Source material:
- - - - -

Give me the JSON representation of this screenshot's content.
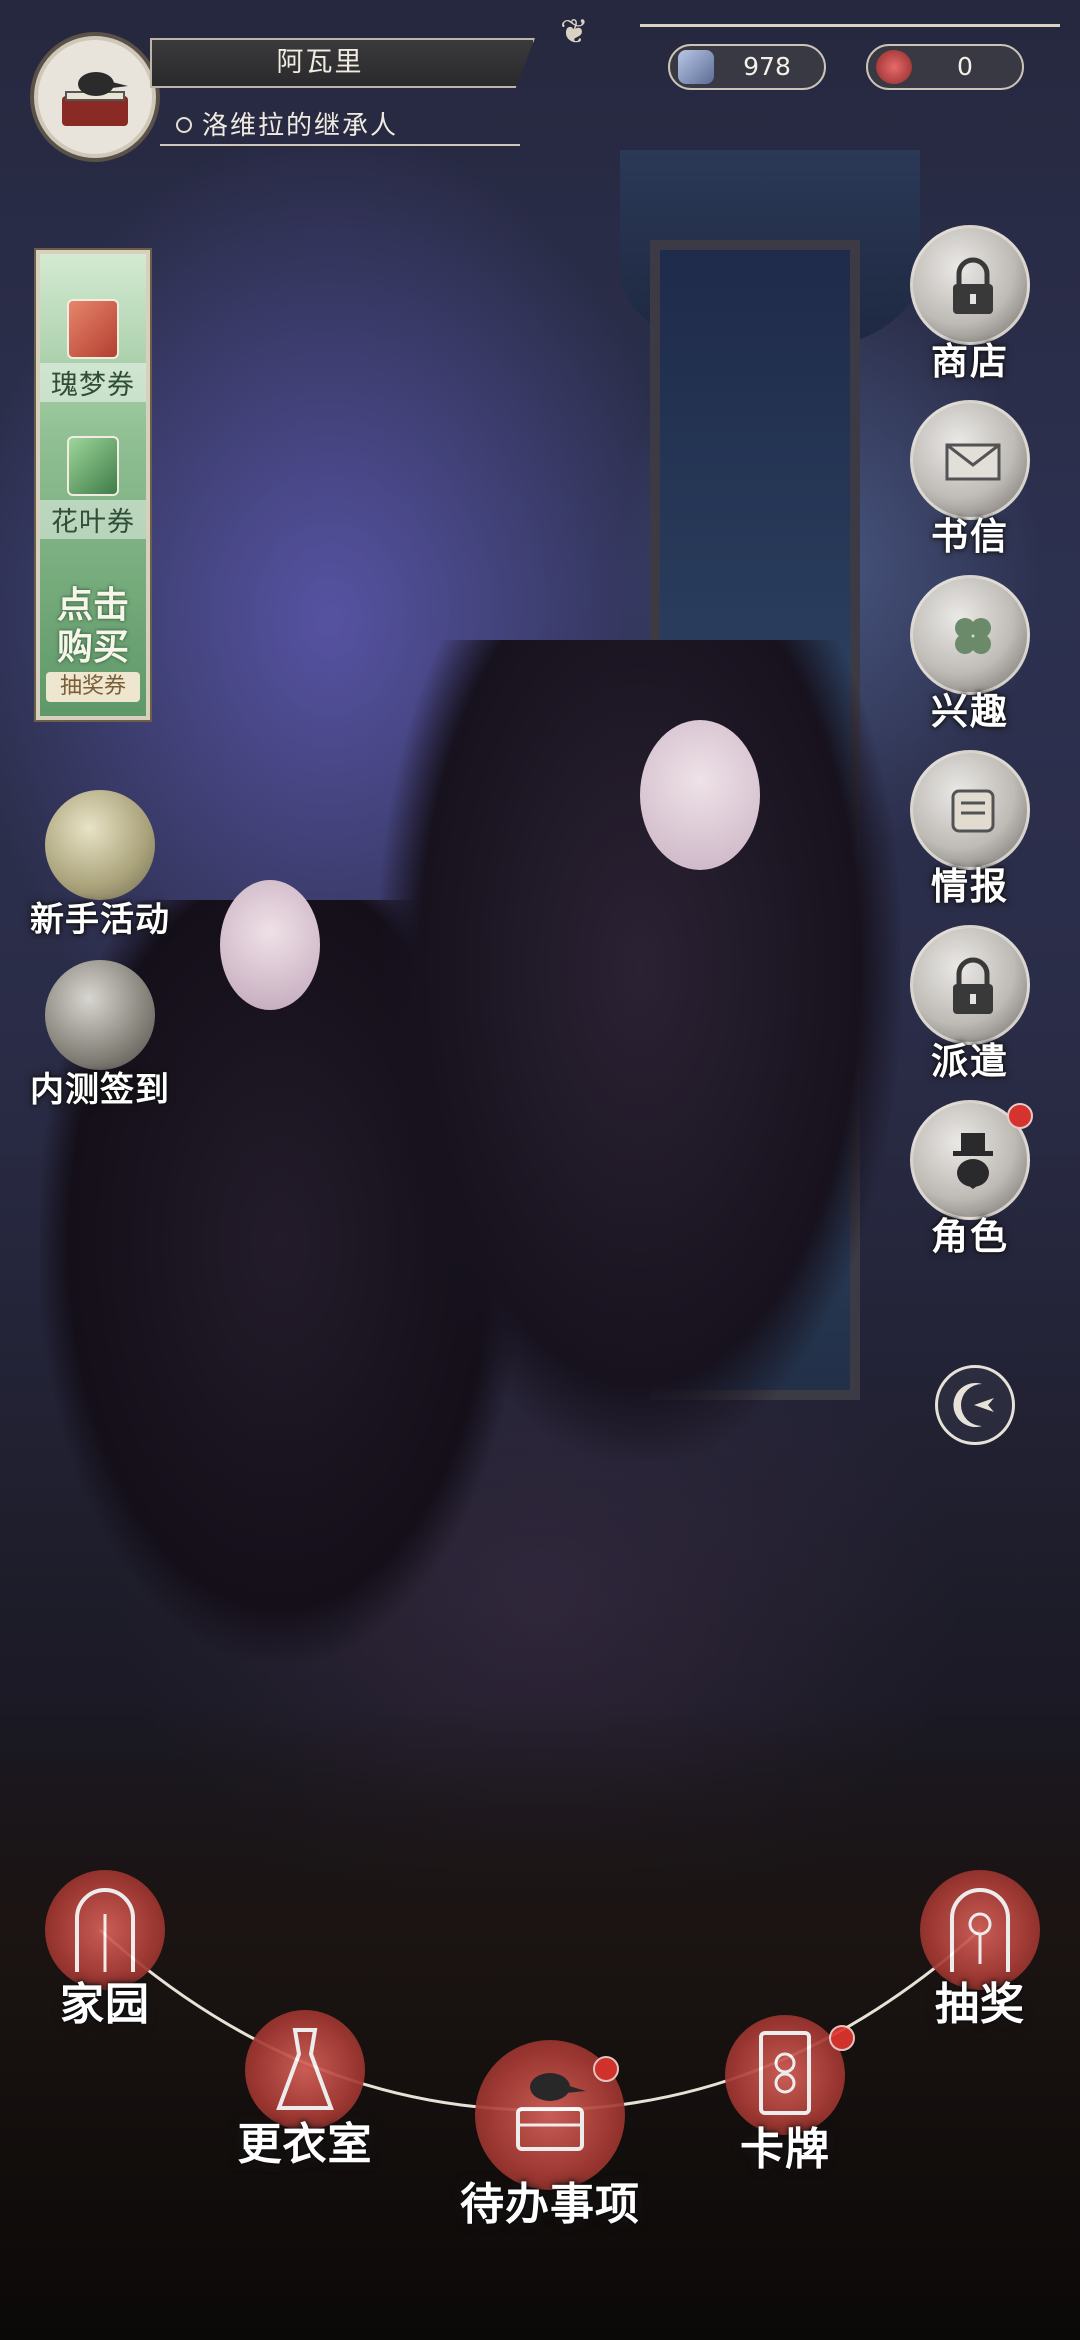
{
  "player": {
    "name": "阿瓦里",
    "title": "洛维拉的继承人"
  },
  "currencies": [
    {
      "icon": "gem-card-icon",
      "value": "978"
    },
    {
      "icon": "rose-icon",
      "value": "0"
    }
  ],
  "ticket_panel": {
    "tickets": [
      {
        "label": "瑰梦券",
        "icon": "rose-ticket-icon"
      },
      {
        "label": "花叶券",
        "icon": "leaf-ticket-icon"
      }
    ],
    "buy_label_line1": "点击",
    "buy_label_line2": "购买",
    "buy_sub": "抽奖券"
  },
  "left_events": [
    {
      "label": "新手活动",
      "icon": "moon-orb-icon"
    },
    {
      "label": "内测签到",
      "icon": "crow-letter-icon"
    }
  ],
  "right_menu": [
    {
      "label": "商店",
      "icon": "lock-icon",
      "locked": true,
      "badge": false
    },
    {
      "label": "书信",
      "icon": "envelope-icon",
      "locked": false,
      "badge": false
    },
    {
      "label": "兴趣",
      "icon": "clover-icon",
      "locked": false,
      "badge": false
    },
    {
      "label": "情报",
      "icon": "scroll-icon",
      "locked": false,
      "badge": false
    },
    {
      "label": "派遣",
      "icon": "lock-icon",
      "locked": true,
      "badge": false
    },
    {
      "label": "角色",
      "icon": "crow-tophat-icon",
      "locked": false,
      "badge": true
    }
  ],
  "moon_button_icon": "crescent-icon",
  "bottom_nav": [
    {
      "label": "家园",
      "icon": "gate-icon",
      "badge": false
    },
    {
      "label": "更衣室",
      "icon": "dress-icon",
      "badge": false
    },
    {
      "label": "待办事项",
      "icon": "crow-desk-icon",
      "badge": true
    },
    {
      "label": "卡牌",
      "icon": "tarot-card-icon",
      "badge": true
    },
    {
      "label": "抽奖",
      "icon": "rose-arch-icon",
      "badge": false
    }
  ],
  "colors": {
    "badge_red": "#e0342e",
    "nav_red": "#a63a34",
    "ticket_green": "#8fbf92"
  }
}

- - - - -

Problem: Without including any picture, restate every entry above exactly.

Task solution:
Give me the JSON representation of this screenshot's content.
{
  "player": {
    "name": "阿瓦里",
    "title": "洛维拉的继承人"
  },
  "currencies": [
    {
      "icon": "gem-card-icon",
      "value": "978"
    },
    {
      "icon": "rose-icon",
      "value": "0"
    }
  ],
  "ticket_panel": {
    "tickets": [
      {
        "label": "瑰梦券",
        "icon": "rose-ticket-icon"
      },
      {
        "label": "花叶券",
        "icon": "leaf-ticket-icon"
      }
    ],
    "buy_label_line1": "点击",
    "buy_label_line2": "购买",
    "buy_sub": "抽奖券"
  },
  "left_events": [
    {
      "label": "新手活动",
      "icon": "moon-orb-icon"
    },
    {
      "label": "内测签到",
      "icon": "crow-letter-icon"
    }
  ],
  "right_menu": [
    {
      "label": "商店",
      "icon": "lock-icon",
      "locked": true,
      "badge": false
    },
    {
      "label": "书信",
      "icon": "envelope-icon",
      "locked": false,
      "badge": false
    },
    {
      "label": "兴趣",
      "icon": "clover-icon",
      "locked": false,
      "badge": false
    },
    {
      "label": "情报",
      "icon": "scroll-icon",
      "locked": false,
      "badge": false
    },
    {
      "label": "派遣",
      "icon": "lock-icon",
      "locked": true,
      "badge": false
    },
    {
      "label": "角色",
      "icon": "crow-tophat-icon",
      "locked": false,
      "badge": true
    }
  ],
  "moon_button_icon": "crescent-icon",
  "bottom_nav": [
    {
      "label": "家园",
      "icon": "gate-icon",
      "badge": false
    },
    {
      "label": "更衣室",
      "icon": "dress-icon",
      "badge": false
    },
    {
      "label": "待办事项",
      "icon": "crow-desk-icon",
      "badge": true
    },
    {
      "label": "卡牌",
      "icon": "tarot-card-icon",
      "badge": true
    },
    {
      "label": "抽奖",
      "icon": "rose-arch-icon",
      "badge": false
    }
  ],
  "colors": {
    "badge_red": "#e0342e",
    "nav_red": "#a63a34",
    "ticket_green": "#8fbf92"
  }
}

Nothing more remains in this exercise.